The words of a Victorian stoic bolster me as I enter month five of joblessness.
The purpose of this blog has always been two-fold, to keep me occupied with a daily ritual, and to give me a place to express my journey in the search for a job.
It’s hard to put into words how I feel five months down the road from being “made redundant” as they say in Britain.
The anger has subsided (for the most part). The emotion is leveling off. And the confusion is gone.
As I mentioned in last Tuesday’s podcast, the truth is I really don’t know what it is I want to do with my life. It’s hard to proceed when you don’t have a direction. Once I find one, I can achieve it, but not having a goal is disheartening right now.
When I graduated from high school, my Dad handed me a card with the classic Rudyard Kipling poem “If” printed on it. Nothing else. Just the poem and “Love, Dad” signed at the end. I knew it was personal then, because he didn’t add “…and Mom” to indicate he was covering for her as well. No, this wwas different, this was HIS advice to me. Not being the talking type family, the message was clear, and I took the words of the poem to heart.
I have referenced that poem time and time again in my life. It has come to be my lifeline to my late father in times of need. It’s almost as if through Kipling’s prose he can guide me from beyond.
Well, it seems, Dad, I have come to the line: “If you can bear to…watch the things you gave your life to, broken, and stoop and build ’em up with worn-out tools”.
When reading that line, I can recall him getting dismissed from his job at about the same age I am now. He kept a stiff upper lip and moved forward without contempt, in the Victorian stoicism championed by the poem.

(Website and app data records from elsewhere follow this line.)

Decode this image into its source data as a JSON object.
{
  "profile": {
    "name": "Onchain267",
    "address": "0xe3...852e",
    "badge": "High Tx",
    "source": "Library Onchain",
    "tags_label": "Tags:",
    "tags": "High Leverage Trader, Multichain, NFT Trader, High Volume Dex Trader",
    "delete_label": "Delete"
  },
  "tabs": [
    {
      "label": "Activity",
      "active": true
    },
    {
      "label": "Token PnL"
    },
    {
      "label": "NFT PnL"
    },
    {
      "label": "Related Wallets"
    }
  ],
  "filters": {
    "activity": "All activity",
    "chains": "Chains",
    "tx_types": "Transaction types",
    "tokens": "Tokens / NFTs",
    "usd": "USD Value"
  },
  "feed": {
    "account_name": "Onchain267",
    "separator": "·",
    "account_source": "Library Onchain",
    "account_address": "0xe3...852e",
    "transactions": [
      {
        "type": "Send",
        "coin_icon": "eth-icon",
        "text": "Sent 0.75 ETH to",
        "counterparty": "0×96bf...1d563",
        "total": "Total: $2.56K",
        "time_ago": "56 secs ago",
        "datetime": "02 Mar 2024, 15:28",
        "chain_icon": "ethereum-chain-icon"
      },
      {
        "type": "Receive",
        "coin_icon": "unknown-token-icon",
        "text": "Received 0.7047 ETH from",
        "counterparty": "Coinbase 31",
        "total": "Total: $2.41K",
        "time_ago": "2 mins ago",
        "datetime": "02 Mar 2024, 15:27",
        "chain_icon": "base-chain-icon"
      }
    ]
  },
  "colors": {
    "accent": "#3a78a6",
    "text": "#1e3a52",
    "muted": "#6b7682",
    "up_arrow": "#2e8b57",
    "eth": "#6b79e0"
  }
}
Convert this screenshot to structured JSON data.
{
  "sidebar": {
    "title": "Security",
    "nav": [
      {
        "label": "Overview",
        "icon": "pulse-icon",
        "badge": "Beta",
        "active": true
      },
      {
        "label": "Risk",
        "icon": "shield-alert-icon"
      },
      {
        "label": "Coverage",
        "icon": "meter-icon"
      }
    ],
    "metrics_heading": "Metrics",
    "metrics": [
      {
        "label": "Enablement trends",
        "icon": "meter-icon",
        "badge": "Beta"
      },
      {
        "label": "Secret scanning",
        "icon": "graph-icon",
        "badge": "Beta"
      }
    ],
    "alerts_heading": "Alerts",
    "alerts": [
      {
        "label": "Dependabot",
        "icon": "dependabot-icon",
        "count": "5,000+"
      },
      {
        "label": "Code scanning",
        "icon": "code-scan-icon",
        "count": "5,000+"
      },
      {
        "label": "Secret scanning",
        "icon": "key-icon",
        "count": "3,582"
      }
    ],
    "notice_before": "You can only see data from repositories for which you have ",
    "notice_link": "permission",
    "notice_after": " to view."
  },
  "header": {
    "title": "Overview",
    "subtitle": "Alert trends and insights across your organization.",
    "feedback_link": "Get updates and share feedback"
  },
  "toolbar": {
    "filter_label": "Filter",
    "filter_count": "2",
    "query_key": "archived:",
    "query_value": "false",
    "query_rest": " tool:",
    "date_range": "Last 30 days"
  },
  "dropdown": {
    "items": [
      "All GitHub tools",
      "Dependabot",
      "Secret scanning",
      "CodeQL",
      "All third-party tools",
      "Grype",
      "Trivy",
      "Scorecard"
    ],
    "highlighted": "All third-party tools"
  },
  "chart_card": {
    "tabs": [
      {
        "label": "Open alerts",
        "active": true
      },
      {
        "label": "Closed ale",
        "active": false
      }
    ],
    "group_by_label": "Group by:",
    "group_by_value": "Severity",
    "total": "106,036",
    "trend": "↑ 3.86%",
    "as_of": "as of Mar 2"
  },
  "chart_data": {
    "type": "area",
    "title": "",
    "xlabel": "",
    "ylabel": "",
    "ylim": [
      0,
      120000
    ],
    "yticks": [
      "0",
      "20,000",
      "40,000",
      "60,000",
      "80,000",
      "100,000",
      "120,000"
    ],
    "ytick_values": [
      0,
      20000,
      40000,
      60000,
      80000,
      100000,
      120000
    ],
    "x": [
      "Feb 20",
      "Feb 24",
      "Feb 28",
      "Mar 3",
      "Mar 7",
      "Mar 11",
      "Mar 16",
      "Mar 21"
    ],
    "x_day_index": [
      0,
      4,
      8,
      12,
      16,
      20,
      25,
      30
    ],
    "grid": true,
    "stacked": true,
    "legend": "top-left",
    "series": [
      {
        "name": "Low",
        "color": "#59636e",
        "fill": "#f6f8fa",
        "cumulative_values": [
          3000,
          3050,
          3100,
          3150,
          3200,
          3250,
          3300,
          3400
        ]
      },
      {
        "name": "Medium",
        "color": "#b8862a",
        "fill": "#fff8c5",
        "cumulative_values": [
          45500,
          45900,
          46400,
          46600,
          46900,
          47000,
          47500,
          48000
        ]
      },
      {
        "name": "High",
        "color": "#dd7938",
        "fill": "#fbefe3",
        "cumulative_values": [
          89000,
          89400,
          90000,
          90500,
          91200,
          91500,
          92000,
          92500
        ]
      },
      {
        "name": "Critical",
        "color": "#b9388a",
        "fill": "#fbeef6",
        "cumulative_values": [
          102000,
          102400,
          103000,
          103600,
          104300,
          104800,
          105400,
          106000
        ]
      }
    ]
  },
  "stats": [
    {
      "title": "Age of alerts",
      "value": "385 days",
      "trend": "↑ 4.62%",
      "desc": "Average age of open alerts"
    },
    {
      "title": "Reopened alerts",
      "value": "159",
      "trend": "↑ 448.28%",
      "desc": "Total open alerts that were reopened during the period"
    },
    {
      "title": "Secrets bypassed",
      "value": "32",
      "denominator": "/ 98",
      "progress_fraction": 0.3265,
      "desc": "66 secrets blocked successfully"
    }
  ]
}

And so I pick up the worn out tool box. The one with the wrench that doesn’t fit the bolt. And I step forward, not knowing if I can fix things, but only knowing I have to keep trying.